Productivity puzzles

One of the great economic puzzles of recent decades has been summed up in the observation that productivity advances can be found everywhere except the statistics. An Economist (9 December 2017) Free Exchange column suggests the problem might well be in the technologies we believe are making us more efficient.

The column is based on a recent essay by the Bank of England’s Dan Nixon and a 2007 paper by Sinan Aral and Erik Brynjolfsson of MIT and Marshall Van Allen of Boston University.

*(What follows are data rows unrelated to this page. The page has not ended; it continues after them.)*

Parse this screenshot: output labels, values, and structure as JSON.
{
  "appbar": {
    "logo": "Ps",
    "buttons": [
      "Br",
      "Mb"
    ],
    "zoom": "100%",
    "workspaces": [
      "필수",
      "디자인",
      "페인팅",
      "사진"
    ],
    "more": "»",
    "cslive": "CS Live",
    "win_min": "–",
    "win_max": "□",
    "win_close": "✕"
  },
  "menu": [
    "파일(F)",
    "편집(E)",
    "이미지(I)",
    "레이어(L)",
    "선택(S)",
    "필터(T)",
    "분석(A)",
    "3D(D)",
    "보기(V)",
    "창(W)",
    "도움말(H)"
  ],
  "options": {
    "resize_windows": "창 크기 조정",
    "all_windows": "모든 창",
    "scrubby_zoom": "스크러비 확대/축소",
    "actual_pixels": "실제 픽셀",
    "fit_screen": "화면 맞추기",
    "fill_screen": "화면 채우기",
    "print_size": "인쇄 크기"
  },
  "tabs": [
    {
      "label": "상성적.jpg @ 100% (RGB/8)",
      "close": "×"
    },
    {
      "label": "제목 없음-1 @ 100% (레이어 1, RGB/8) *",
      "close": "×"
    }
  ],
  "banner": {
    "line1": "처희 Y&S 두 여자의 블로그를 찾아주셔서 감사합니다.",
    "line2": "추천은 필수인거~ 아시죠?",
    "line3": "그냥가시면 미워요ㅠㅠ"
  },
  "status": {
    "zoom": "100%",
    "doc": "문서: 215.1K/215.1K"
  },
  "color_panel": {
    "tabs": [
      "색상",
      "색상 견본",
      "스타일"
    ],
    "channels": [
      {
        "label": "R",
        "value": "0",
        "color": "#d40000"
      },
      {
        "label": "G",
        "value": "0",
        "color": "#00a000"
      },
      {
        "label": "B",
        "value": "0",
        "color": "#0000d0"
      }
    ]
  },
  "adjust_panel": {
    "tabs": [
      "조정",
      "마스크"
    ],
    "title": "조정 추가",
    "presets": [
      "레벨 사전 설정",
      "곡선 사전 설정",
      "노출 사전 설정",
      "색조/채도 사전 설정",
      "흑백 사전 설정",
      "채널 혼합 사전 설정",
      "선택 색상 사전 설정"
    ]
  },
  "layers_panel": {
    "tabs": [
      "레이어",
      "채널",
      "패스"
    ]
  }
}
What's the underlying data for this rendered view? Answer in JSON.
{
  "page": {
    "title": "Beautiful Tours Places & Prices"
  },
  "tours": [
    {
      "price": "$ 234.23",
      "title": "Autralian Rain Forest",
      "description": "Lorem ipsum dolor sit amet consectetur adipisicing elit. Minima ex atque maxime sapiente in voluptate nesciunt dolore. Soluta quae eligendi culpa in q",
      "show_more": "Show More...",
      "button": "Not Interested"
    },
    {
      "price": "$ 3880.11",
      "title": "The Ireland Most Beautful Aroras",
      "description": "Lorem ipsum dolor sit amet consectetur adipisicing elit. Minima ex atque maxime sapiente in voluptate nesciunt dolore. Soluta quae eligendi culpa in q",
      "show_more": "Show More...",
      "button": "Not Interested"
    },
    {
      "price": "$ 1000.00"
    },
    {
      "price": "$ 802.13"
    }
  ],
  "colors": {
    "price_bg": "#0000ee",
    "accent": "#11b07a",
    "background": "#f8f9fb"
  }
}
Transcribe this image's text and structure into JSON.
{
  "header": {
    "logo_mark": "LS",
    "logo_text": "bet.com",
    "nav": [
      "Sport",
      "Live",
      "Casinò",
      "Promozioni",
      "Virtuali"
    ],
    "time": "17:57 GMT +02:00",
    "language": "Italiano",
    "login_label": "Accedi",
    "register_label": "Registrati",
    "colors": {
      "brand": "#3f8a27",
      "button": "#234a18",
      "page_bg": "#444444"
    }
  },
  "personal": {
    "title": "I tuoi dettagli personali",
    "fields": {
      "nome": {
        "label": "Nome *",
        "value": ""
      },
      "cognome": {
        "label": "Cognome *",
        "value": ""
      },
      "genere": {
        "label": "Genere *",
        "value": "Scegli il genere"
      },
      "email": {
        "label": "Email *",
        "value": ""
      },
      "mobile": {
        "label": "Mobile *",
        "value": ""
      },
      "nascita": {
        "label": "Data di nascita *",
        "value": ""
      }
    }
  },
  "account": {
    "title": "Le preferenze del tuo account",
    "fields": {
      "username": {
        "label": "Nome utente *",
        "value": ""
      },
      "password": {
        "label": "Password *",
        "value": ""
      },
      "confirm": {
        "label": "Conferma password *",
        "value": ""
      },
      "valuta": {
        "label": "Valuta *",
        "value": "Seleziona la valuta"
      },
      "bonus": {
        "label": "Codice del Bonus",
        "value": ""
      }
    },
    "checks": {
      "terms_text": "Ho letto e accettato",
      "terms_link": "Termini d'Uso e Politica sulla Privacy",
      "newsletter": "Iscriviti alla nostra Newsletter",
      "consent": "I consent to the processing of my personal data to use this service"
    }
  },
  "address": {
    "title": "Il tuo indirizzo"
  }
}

The latter says that there is a “U-shaped pattern associated with multitasking and productivity.” In essence, which Nixon also suggests, there is an initial sugar hit followed by a downturn which stems from distraction.” The Economist columnist says: “As economists search for explanations for sagging productivity, some are asking whether the inability to focus for longer than a minute is to blame.” Nixon compiles a mass of evidence that distractions impact on work, reduce workers’ IQ and teaches them to “lose focus and seek distractions.”

As the columnist –  midway through their article remarks – this blog will resume after you check your notifications.

It is happening here too

The blog has been reading the neurosurgeon, Henry Marsh’s, two books – Do No Harm and A Life In Brain Surgery – which the blog’s friend John Spitzer lent it. The descriptions of actual brain surgery are not for the squeamish and nor are the descriptions of the gradual destruction of the UK National Health Service.

Marsh writes: “governments fear that putting up taxes or insurance premiums (the latter not a hassle for Australia’s conservative governments) will lose them the next election. So instead…a small fortune is spent on management consultants who subscribe to the ideology that marketization, computers and the profit motive will somehow solve the problem. The talk is all of greater efficiency, reconfiguring, downsizing, outsourcing and better management. It is a game of musical chairs where…the music is constantly being changed but not the number of chairs. The politicians seem unable to admit to the public that the health-care system is running out of money, I fear the NHS, a triumph of decency and social justice, will be destroyed by this dishonesty. The wealthy will grab the chairs and the poor will have to doss out on the floor.”

Ironically, as regular Private Eye reading indicates, much of the money would be there if it hadn’t been wasted on re-organisations and disastrous IT projects. Moreover, the same destructive forces are undermining not only UK and Australian health systems but also a wide range of other services (of which more in Miscellany Part 2 in a week or so).

Christmas trees

For many years the blog has always believed the claim that Christmas trees were introduced to the UK (and thus ultimately to us) by Prince Albert (husband of Queen Victoria and demon lover). Yet apparently it was Queen Charlotte (wife of George III) who introduced the Christmas tree to Windsor Castle in 1800. A useful bit of knowledge for some future trivia quiz if nothing else.